Sounds are allowed to be registered as trademarks in China according to the new Trademark Law. Because visibility is not a mandatory condition for the registration application of any signs any more, including sounds, as long as they are capable of distinguishing goods or services from others, then such signs could be registered as trademarks. As for other non-visual signs, such as scents, they still could not be able to register as trademark under the new law, since the authority considers that scents would be confusing to the Chinese public.

As a member of TRIPS, this is consistent with China’s obligations under various conventions and agreements related IP area and China will try to apply the provisions thereof in legislation and administration. Since the definition of trademark in TRIPS is so board that sounds and scents are capable of constituting trademarks, it could be considered as a progress that China does not consider visibility as a mandatory condition for registering trademark and allows sounds to be registered under the new law.

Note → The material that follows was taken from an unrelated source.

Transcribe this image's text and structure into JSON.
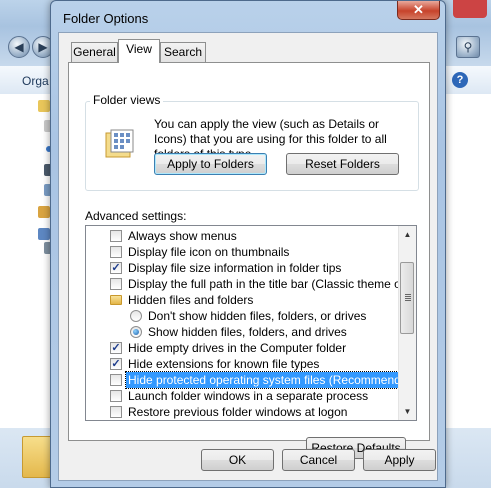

However, in order to adapt the new change, the requirements of submitting application will be modified as well which may cause new obligation to the sound trademark application. Because according to the Implementing Regulations of Trademark Law, applying for sounds trademark will need to submit the stave or numbered musical notes and literal introduction.


2. The Procedures: more convenience in applications and shorter time

        2.1 Simplified filing

The new Trademark Law allows multiple categories filing of applications and electronic filing as well. It means that one application could cover more than one category, which may cause additional convenience for new applications covering multiple categories, but it remains unclear whether it will cause more fees.

    2.2 Procedural deadlines

The new Trademark Law for the first time establishes deadlines for filing applications for new trademarks, oppositions, invalidations and so on, which means that procedures should be completed more swiftly.

Procedural Deadlines to Chinese Trademark Office (CTO) and Trademark Review and Adjudication Board (TRAB) to file Applications under the PRC Trademark Law
Procedure Time-limit (months) Extension (if granted by SAIC)
Trademark application 9 n/a
Review on rejection 9 3
Opposition 12 6
Review on opposition (filed by trademark applicant) 12 6
Invalidation on relative grounds (e.g. conflict with prior rights) 9 3
Invalidation on absolute grounds (e.g. lack of distinctiveness) 9 3
Review on invalidation decision by CTMO on absolute grounds 12 6
Cancellation 9 3
Review on Decision of Cancellation  (TRAB) 9 3


  3. Prohibition on trademark squatters

Registration and use of trademark must be based on the good faith, which is considered as a fundamental principle and the application lack of good faith will be refused. Except with prohibiting squat by trademark dealers, distributors, agents, a new sub-Article is also added to prohibit those who have business contacts with the brand owners to register the same or similar trademarks on same or similar goods.


  4. Calculation of the actual losses for trademark infringement

The new law specifies methods of calculating actual losses and adds punitive compensation.

1)      The compensation shall be determined by actual losses, the proceeds obtained by the infringer form the infringement and the multiples of the trademark utilization fee.

2)      For serious infringement upon the right of using trademarks in bad faith, the new law added the punitive compensation, which means that the amount of compensation may be determined as one to three times the amount of normal infringement. This is the first time that punitive damages are introduced.

3)      The court may decide the compensation based on the request of the claimer and the evidence. The court can order the defendant in a trademark infringement lawsuit to submit the accounting books to prove the scale of use, if the defendant refuses then the court can use the figures proposed by the claimer.

4)      If damages cannot be calculated based on the actual losses, the proceeds obtained by the infringer from the infringement or the registered trademark license fee, the court can award statutory damages based on his own view of the infringement – to a maximum of RMB 3 million.